Component data from apps and pages:
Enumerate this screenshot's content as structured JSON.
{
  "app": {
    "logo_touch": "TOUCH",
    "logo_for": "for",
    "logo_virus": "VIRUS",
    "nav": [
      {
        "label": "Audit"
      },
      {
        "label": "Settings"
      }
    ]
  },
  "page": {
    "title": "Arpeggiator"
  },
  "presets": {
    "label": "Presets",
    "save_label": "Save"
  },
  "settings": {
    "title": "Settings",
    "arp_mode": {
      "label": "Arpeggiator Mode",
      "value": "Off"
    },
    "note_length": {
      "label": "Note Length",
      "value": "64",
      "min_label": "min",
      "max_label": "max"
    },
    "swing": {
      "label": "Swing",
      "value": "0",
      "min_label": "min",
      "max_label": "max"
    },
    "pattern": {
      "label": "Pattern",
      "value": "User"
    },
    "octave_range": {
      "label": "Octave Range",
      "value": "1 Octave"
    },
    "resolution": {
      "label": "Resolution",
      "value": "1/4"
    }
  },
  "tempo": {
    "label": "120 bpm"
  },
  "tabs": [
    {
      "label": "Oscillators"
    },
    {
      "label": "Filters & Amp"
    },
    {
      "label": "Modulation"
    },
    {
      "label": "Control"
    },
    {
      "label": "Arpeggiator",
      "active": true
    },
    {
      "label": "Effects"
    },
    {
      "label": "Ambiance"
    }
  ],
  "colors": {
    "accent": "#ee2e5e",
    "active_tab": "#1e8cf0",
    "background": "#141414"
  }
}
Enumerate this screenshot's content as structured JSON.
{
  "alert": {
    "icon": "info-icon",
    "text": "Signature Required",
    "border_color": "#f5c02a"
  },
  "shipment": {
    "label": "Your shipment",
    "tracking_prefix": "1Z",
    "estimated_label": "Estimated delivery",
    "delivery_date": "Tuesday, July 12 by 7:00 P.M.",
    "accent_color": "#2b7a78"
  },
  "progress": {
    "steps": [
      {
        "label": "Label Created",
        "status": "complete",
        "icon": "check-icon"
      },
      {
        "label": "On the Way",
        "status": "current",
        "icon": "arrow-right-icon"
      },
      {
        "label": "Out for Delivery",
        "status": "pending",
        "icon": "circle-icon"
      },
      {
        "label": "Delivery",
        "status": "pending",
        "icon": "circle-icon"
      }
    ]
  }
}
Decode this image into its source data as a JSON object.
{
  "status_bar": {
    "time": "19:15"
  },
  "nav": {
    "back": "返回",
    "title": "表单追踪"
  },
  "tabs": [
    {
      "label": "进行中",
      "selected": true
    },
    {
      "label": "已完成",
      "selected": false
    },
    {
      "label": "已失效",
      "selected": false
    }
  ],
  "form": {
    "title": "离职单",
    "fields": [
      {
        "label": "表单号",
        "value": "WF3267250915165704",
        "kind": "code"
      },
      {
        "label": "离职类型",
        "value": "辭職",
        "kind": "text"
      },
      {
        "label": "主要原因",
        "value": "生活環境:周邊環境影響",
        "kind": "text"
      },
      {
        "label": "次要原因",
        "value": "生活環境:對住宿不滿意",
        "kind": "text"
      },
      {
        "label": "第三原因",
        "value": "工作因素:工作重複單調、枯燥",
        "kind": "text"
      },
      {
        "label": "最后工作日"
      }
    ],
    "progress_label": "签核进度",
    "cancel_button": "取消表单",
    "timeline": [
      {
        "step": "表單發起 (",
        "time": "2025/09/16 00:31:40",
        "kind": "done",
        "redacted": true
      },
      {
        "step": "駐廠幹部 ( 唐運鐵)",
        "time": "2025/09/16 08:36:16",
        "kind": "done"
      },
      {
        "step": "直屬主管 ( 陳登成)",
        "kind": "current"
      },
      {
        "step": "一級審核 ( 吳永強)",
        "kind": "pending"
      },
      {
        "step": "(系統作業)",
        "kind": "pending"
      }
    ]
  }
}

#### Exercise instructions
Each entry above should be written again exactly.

#### Your response
Enumerate this screenshot's content as structured JSON.
{
  "app": {
    "logo_touch": "TOUCH",
    "logo_for": "for",
    "logo_virus": "VIRUS",
    "nav": [
      {
        "label": "Audit"
      },
      {
        "label": "Settings"
      }
    ]
  },
  "page": {
    "title": "Arpeggiator"
  },
  "presets": {
    "label": "Presets",
    "save_label": "Save"
  },
  "settings": {
    "title": "Settings",
    "arp_mode": {
      "label": "Arpeggiator Mode",
      "value": "Off"
    },
    "note_length": {
      "label": "Note Length",
      "value": "64",
      "min_label": "min",
      "max_label": "max"
    },
    "swing": {
      "label": "Swing",
      "value": "0",
      "min_label": "min",
      "max_label": "max"
    },
    "pattern": {
      "label": "Pattern",
      "value": "User"
    },
    "octave_range": {
      "label": "Octave Range",
      "value": "1 Octave"
    },
    "resolution": {
      "label": "Resolution",
      "value": "1/4"
    }
  },
  "tempo": {
    "label": "120 bpm"
  },
  "tabs": [
    {
      "label": "Oscillators"
    },
    {
      "label": "Filters & Amp"
    },
    {
      "label": "Modulation"
    },
    {
      "label": "Control"
    },
    {
      "label": "Arpeggiator",
      "active": true
    },
    {
      "label": "Effects"
    },
    {
      "label": "Ambiance"
    }
  ],
  "colors": {
    "accent": "#ee2e5e",
    "active_tab": "#1e8cf0",
    "background": "#141414"
  }
}
Enumerate this screenshot's content as structured JSON.
{
  "alert": {
    "icon": "info-icon",
    "text": "Signature Required",
    "border_color": "#f5c02a"
  },
  "shipment": {
    "label": "Your shipment",
    "tracking_prefix": "1Z",
    "estimated_label": "Estimated delivery",
    "delivery_date": "Tuesday, July 12 by 7:00 P.M.",
    "accent_color": "#2b7a78"
  },
  "progress": {
    "steps": [
      {
        "label": "Label Created",
        "status": "complete",
        "icon": "check-icon"
      },
      {
        "label": "On the Way",
        "status": "current",
        "icon": "arrow-right-icon"
      },
      {
        "label": "Out for Delivery",
        "status": "pending",
        "icon": "circle-icon"
      },
      {
        "label": "Delivery",
        "status": "pending",
        "icon": "circle-icon"
      }
    ]
  }
}
Decode this image into its source data as a JSON object.
{
  "status_bar": {
    "time": "19:15"
  },
  "nav": {
    "back": "返回",
    "title": "表单追踪"
  },
  "tabs": [
    {
      "label": "进行中",
      "selected": true
    },
    {
      "label": "已完成",
      "selected": false
    },
    {
      "label": "已失效",
      "selected": false
    }
  ],
  "form": {
    "title": "离职单",
    "fields": [
      {
        "label": "表单号",
        "value": "WF3267250915165704",
        "kind": "code"
      },
      {
        "label": "离职类型",
        "value": "辭職",
        "kind": "text"
      },
      {
        "label": "主要原因",
        "value": "生活環境:周邊環境影響",
        "kind": "text"
      },
      {
        "label": "次要原因",
        "value": "生活環境:對住宿不滿意",
        "kind": "text"
      },
      {
        "label": "第三原因",
        "value": "工作因素:工作重複單調、枯燥",
        "kind": "text"
      },
      {
        "label": "最后工作日"
      }
    ],
    "progress_label": "签核进度",
    "cancel_button": "取消表单",
    "timeline": [
      {
        "step": "表單發起 (",
        "time": "2025/09/16 00:31:40",
        "kind": "done",
        "redacted": true
      },
      {
        "step": "駐廠幹部 ( 唐運鐵)",
        "time": "2025/09/16 08:36:16",
        "kind": "done"
      },
      {
        "step": "直屬主管 ( 陳登成)",
        "kind": "current"
      },
      {
        "step": "一級審核 ( 吳永強)",
        "kind": "pending"
      },
      {
        "step": "(系統作業)",
        "kind": "pending"
      }
    ]
  }
}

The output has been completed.